When interviewed by police, Williams was tearful, and claimed he loved his daughter and Massacrier.
But in a letter to his adoptive mother, he said: “Sometimes, I’d have the worst nightmare and I’ll shake my body. Then I’ll get up and attack whoever is closest to me, Elodie or our daughter. I would really hurt them both for a few seconds, bite, punch, pull hair, scratch, and I could not do one thing to stop it.”
Massacrier refused to answer police questions.
Nick Peacock, defending Williams, said he was a “fractured” young man, the son of a Manchester prostitute who was addicted to heroin. He saw his mother physically abused.
In Northampton, Williams had been abducted, stripped, burned and beaten by a gang. That was why the family came to Carlisle.
“He’s had a childhood history of attention deficit disorder,” said the barrister, adding that the defendant had also been a heavy user of cocaine.
Claire Thomas, for Massacrier, said her client, who has passed GCSEs and has an A level in French, also suffered at the hands of Williams.

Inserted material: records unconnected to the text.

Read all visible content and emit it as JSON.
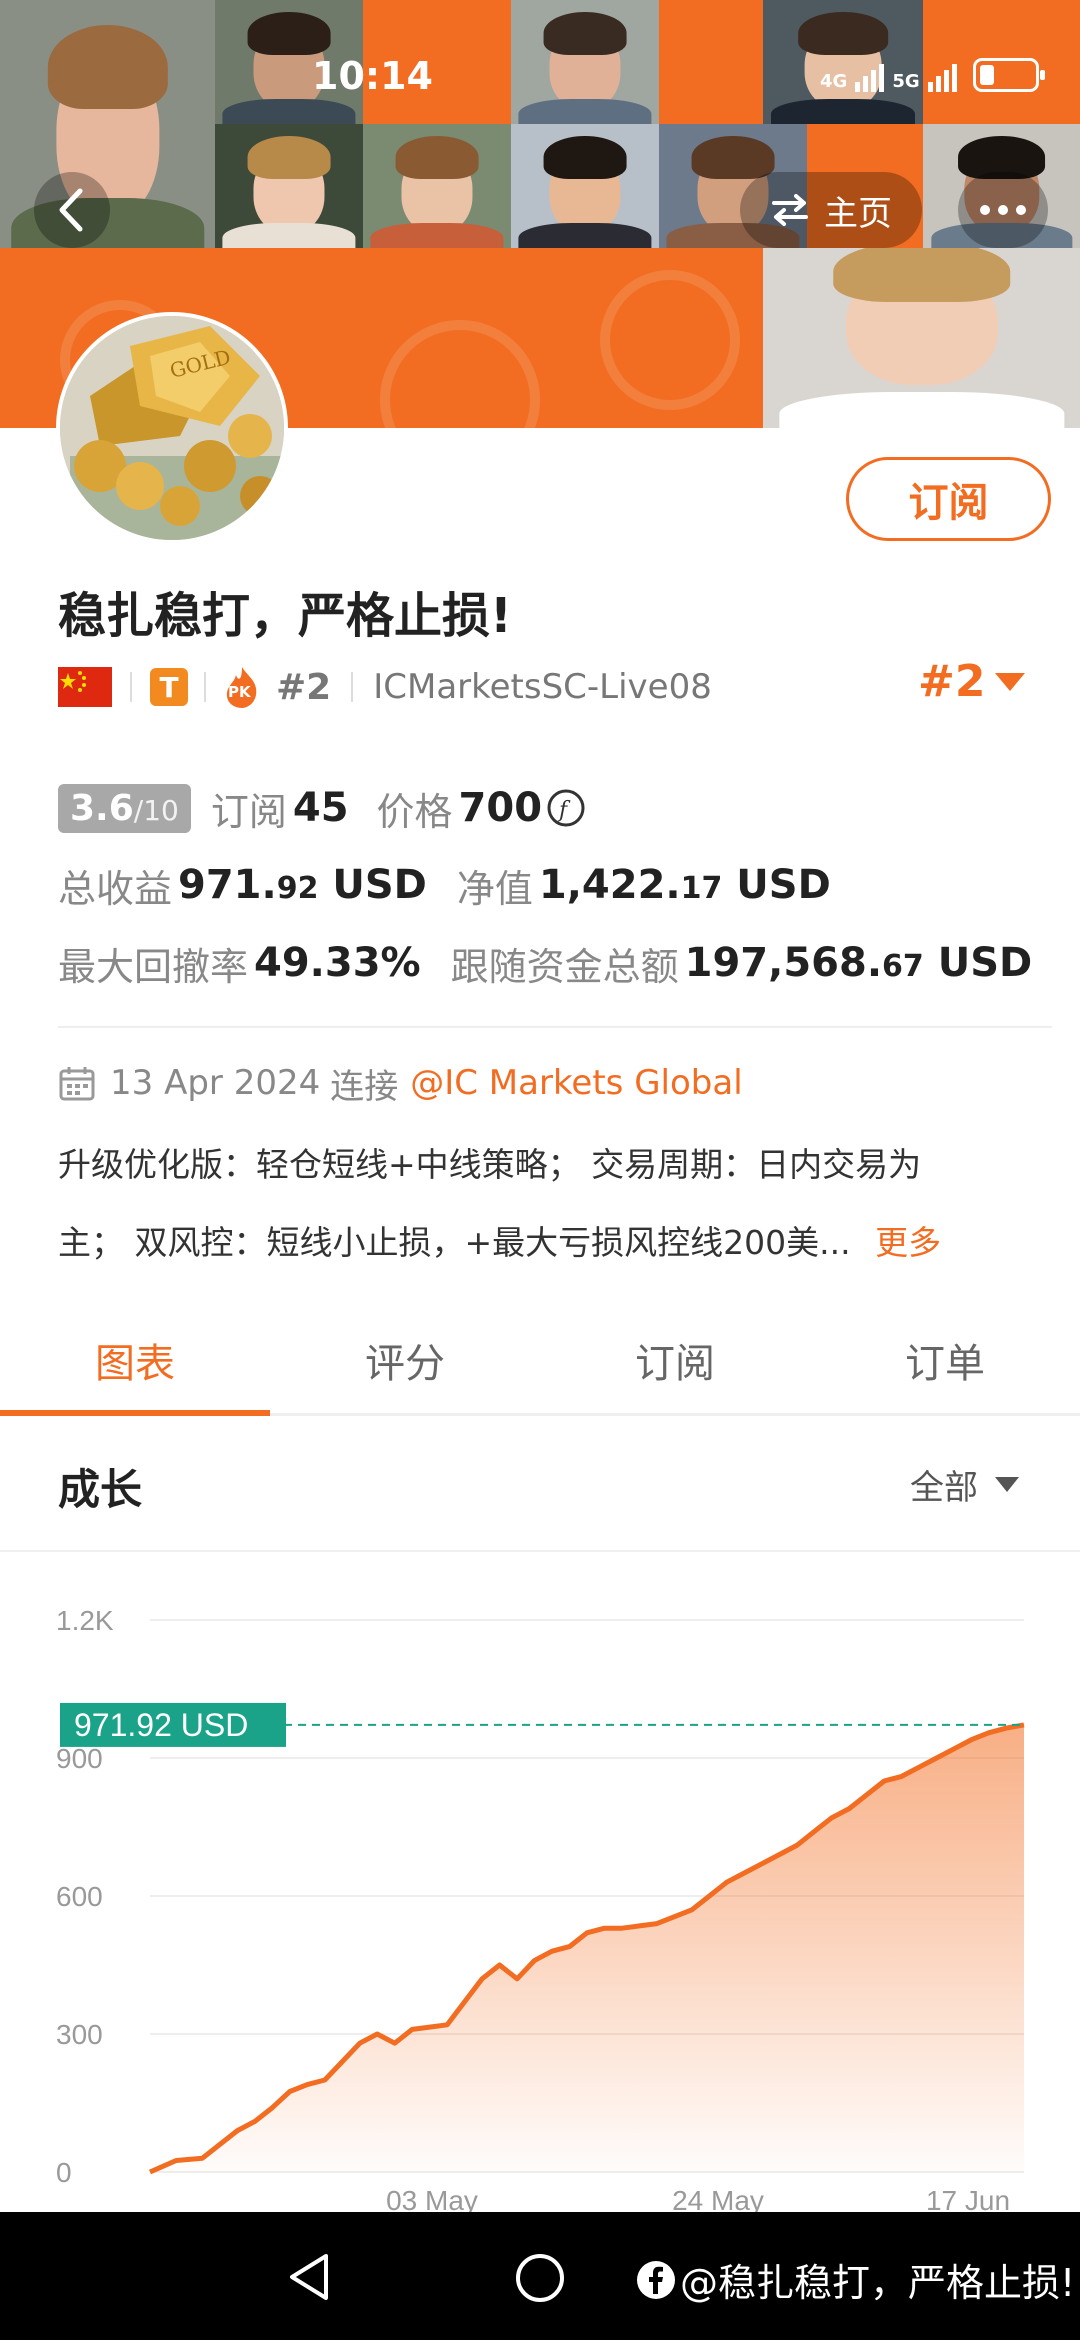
{
  "status_bar": {
    "time": "10:14",
    "network_1": "4G",
    "network_2": "5G"
  },
  "header": {
    "back_icon": "chevron-left-icon",
    "home_label": "主页",
    "more_icon": "more-dots-icon"
  },
  "profile": {
    "title": "稳扎稳打，严格止损!",
    "subscribe_label": "订阅",
    "rank_badge": "#2",
    "account": "ICMarketsSC-Live08",
    "rank_right": "#2",
    "flag": "china-flag-icon",
    "t_badge": "T",
    "pk_badge": "PK"
  },
  "stats": {
    "rating": "3.6",
    "rating_max": "/10",
    "subscribers_label": "订阅",
    "subscribers_value": "45",
    "price_label": "价格",
    "price_value": "700",
    "total_profit_label": "总收益",
    "total_profit_main": "971.",
    "total_profit_dec": "92",
    "total_profit_unit": " USD",
    "equity_label": "净值",
    "equity_main": "1,422.",
    "equity_dec": "17",
    "equity_unit": " USD",
    "drawdown_label": "最大回撤率",
    "drawdown_value": "49.33%",
    "follow_label": "跟随资金总额",
    "follow_main": "197,568.",
    "follow_dec": "67",
    "follow_unit": " USD"
  },
  "info": {
    "date": "13 Apr 2024",
    "connect_label": "连接",
    "broker": "@IC Markets Global",
    "desc_line1": "升级优化版：轻仓短线+中线策略；  交易周期：日内交易为",
    "desc_line2": "主；  双风控：短线小止损，+最大亏损风控线200美...",
    "more_label": "更多"
  },
  "tabs": [
    {
      "label": "图表",
      "active": true
    },
    {
      "label": "评分",
      "active": false
    },
    {
      "label": "订阅",
      "active": false
    },
    {
      "label": "订单",
      "active": false
    }
  ],
  "growth": {
    "title": "成长",
    "filter_label": "全部"
  },
  "chart_data": {
    "type": "area",
    "y_ticks": [
      "1.2K",
      "900",
      "600",
      "300",
      "0"
    ],
    "ylim": [
      0,
      1200
    ],
    "x_ticks": [
      "03 May",
      "24 May",
      "17 Jun"
    ],
    "current_label": "971.92 USD",
    "current_value": 971.92,
    "color": "#f26d21",
    "x": [
      0,
      3,
      6,
      8,
      10,
      12,
      14,
      16,
      18,
      20,
      22,
      24,
      26,
      28,
      30,
      32,
      34,
      36,
      38,
      40,
      42,
      44,
      46,
      48,
      50,
      52,
      54,
      56,
      58,
      60,
      62,
      64,
      66,
      68,
      70,
      72,
      74,
      76,
      78,
      80,
      82,
      84,
      86,
      88,
      90,
      92,
      94,
      96,
      98,
      100
    ],
    "values": [
      0,
      25,
      30,
      60,
      90,
      110,
      140,
      175,
      190,
      200,
      240,
      280,
      300,
      280,
      310,
      315,
      320,
      370,
      420,
      450,
      420,
      460,
      480,
      490,
      520,
      530,
      530,
      535,
      540,
      555,
      570,
      600,
      630,
      650,
      670,
      690,
      710,
      740,
      770,
      790,
      820,
      850,
      860,
      880,
      900,
      920,
      940,
      955,
      965,
      972
    ]
  },
  "nav": {
    "watermark": "@稳扎稳打，严格止损!",
    "back": "nav-back-icon",
    "home": "nav-home-icon"
  }
}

She had considered running a defence claiming she was under duress.
Miss Thomas said: “She was ashamed of what was happening to her daughter and once she had initially covered up for Mr Williams she was in deeper and deeper and felt unable to talk to anyone.”
Miss Thomas said Massacrier, who now has another younger child, was in daily contact with both children.
Arguing against a prison sentence, Miss Thomas added: “That contact is a positive thing in her life.”
Judge Hughes pointed out that Massacrier was trying to protect herself from prison by using the child she herself had failed to protect.
He said: “Any right-thinking person who has been in this courtroom today can not have been left other than profoundly shocked and appalled that any parent could so treat a young child and over such a long period.
“Reuben Williams, you deliberately abused your daughter and inflicted pain upon her from when she was just a few months old until shortly before the time of your arrest last year.
“You bit her, you pinched her, and you did so on virtually ever part of her body with the one exception of the most visible part, her face. This was done sometimes with sufficient force to cause her wounds to bleed.
“Her body has been left disfigured… You held down her naked bottom on a hot storage heater for long enough to leave permanent scarring. That was rightly described by the plastic surgeon who examined the scarring as sadistic.
“It must have caused excruciating pain and suppurating burns which needed but never got proper medical attention.”
The judge told Massacrier: “You covered up the abuse that your daughter was suffering: You covered it quite literally, by dressing her in clothes that would hide her injuries.
“You deliberately avoided taking her to the doctor for check-ups and immunisations.
“What you two did to this little girl will be with her for the rest of her life. Physically, she’s literally scarred for life… but she’s a remarkably resilient little child, a lovely little girl, with a beautiful smile, as I’ve seen some of the photos but the emotional harm that you two have caused her in incalculable.”
The child, who is currently with foster carers, is likely in the future to be cared for by relatives abroad.